Influence of Late Carboniferous–Early Permian climate change on the sedimentary evolution – a case study of the lacustrine Lower Anthracosia Shales (Intra-Sudetic Basin, SW Poland)



lacustrine sediments, organic-rich sediments, palaeoclimate, geochemistry, Intra-Sudetic Basin

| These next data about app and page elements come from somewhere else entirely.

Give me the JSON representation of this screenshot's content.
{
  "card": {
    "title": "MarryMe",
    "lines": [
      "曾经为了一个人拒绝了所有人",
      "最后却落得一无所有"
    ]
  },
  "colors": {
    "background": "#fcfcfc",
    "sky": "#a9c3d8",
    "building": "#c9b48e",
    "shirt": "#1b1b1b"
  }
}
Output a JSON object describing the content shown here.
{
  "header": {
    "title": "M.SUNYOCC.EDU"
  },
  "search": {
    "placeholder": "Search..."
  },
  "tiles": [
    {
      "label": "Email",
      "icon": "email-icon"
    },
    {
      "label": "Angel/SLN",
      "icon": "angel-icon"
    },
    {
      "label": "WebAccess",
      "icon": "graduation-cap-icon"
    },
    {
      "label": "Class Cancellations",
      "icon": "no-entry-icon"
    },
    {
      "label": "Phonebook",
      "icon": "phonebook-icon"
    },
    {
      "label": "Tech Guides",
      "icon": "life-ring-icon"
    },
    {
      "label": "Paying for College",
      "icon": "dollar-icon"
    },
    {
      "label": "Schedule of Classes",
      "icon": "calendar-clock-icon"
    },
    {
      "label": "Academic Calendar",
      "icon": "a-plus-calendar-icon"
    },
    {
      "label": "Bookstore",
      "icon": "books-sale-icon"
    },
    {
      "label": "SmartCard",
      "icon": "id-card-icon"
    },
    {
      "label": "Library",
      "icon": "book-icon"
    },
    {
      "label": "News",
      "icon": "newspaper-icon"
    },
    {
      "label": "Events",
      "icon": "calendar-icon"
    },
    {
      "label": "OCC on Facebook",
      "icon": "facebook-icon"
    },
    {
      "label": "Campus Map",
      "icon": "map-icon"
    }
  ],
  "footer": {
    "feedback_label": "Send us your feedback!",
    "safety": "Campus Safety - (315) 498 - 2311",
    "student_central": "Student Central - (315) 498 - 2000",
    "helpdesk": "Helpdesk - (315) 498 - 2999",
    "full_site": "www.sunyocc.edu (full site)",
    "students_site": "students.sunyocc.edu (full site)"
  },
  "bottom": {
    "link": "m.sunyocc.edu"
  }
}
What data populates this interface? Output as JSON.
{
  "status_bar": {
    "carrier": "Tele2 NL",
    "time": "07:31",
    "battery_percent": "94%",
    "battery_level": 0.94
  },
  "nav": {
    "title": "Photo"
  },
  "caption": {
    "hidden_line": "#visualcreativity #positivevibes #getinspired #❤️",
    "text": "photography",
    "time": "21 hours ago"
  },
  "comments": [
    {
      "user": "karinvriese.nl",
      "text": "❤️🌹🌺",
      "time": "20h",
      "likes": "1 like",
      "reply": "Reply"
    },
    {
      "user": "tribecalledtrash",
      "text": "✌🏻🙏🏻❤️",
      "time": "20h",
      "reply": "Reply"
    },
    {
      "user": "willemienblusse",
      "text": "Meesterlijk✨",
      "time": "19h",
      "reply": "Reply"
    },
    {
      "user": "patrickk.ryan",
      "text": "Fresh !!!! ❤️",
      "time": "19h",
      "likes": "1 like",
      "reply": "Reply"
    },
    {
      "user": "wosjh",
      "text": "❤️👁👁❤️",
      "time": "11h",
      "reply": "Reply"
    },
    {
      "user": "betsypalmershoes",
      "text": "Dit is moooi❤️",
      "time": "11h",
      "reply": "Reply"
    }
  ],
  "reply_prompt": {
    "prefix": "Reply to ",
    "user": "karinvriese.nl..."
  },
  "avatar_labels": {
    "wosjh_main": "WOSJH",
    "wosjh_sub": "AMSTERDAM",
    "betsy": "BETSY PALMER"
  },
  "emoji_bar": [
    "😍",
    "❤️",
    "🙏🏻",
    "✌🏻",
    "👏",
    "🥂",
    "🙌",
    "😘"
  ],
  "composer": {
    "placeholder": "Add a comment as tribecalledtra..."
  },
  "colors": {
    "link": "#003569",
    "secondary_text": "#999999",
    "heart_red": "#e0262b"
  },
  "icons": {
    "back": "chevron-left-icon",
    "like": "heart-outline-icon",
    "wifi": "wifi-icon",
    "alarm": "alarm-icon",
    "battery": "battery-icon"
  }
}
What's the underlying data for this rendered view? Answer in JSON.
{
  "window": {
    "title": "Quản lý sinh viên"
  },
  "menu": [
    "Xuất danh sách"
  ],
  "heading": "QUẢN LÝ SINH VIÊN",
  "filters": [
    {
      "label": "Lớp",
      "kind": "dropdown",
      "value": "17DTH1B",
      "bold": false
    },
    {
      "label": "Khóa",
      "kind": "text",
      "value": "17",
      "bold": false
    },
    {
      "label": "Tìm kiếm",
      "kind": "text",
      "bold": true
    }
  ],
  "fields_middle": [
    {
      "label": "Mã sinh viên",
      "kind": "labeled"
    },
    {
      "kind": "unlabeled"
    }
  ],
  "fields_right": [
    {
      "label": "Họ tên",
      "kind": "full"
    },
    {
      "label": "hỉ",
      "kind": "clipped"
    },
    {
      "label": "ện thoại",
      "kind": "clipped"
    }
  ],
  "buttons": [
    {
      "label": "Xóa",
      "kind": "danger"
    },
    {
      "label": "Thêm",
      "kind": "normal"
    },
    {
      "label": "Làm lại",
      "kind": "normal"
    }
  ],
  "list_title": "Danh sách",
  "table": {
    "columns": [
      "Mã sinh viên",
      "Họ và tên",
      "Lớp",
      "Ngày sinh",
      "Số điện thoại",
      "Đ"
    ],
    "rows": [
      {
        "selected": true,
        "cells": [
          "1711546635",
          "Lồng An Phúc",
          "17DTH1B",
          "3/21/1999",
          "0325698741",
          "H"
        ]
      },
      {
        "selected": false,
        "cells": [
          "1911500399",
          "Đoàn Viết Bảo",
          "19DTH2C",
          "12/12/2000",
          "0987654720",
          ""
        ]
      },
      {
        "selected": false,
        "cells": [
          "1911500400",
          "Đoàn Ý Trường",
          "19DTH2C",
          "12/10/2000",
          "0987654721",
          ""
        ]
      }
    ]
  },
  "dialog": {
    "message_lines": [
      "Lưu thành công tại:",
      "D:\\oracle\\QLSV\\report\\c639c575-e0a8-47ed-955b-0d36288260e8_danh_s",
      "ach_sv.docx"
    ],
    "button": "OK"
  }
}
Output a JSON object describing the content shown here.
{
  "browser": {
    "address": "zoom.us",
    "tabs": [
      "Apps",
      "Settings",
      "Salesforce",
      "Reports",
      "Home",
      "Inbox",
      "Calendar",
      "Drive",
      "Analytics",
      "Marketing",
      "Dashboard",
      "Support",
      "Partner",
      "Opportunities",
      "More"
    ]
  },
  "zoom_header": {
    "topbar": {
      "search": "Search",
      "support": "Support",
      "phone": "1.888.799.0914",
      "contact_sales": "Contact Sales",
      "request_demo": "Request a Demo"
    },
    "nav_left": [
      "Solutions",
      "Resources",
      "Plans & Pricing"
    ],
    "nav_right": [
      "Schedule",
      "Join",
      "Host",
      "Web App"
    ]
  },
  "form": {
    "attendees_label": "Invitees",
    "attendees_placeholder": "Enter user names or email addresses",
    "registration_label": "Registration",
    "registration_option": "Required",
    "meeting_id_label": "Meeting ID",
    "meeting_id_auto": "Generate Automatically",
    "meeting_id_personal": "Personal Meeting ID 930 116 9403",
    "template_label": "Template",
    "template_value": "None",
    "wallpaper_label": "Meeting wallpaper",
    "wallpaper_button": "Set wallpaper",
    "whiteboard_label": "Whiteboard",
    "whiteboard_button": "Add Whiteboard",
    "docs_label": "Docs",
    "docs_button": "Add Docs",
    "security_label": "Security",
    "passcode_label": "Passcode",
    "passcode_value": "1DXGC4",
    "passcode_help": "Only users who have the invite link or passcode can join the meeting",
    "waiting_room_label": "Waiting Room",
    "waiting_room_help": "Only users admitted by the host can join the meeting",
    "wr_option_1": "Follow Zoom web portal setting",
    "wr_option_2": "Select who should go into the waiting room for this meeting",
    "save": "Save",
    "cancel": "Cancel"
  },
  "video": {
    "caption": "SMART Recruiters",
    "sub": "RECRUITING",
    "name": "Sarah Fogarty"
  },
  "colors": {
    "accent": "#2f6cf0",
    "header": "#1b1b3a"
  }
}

    The Anthracosia Shales are lacustrine deposits within the volcano-sedimentary Pennsylvanian– Lower Permian succession of the Intra-Sudetic Basin. Core from the Rybnica Leśna PIG 1 borehole, which penetrated the Lower Anthracosia Shales, was analysed to explore the influence of climate on the evolution of the palaeolake, as distinct from tectonic and volcanic forcing. This reconstruction was made using mineralogical and geochemical proxies (elemental and mineralogical composition, TOC values, presence of framboidal pyrite and siderite). Based on the results, three chemically different intervals previously introduced by Wójcik-Tabol et al. (2021) are described. They represent the following stages of lake evolution: transgression (interval I), open lake (interval IIA and IIB), and termination (interval IIC and III). The initial stage of the lake (interval I) was probably related to a rise in humidity in the Late Pennsylvanian, linked to a southern Gondwana interglacial episode. Interval IIA represents the deepest facies of the Anthracosia Basin, where lake-floor anoxia prevailed. This stage was followed by a gradual lake-level fall recorded in interval IIB, with documented seasonality in humid and warm conditions. Interval IIC represents a stepwise lake regression attributed to aridification, as indicated by proxies showing a decrease in chemical weathering. Turbiditic sandy laminae in interval III reflect the terminal stage of lake infill.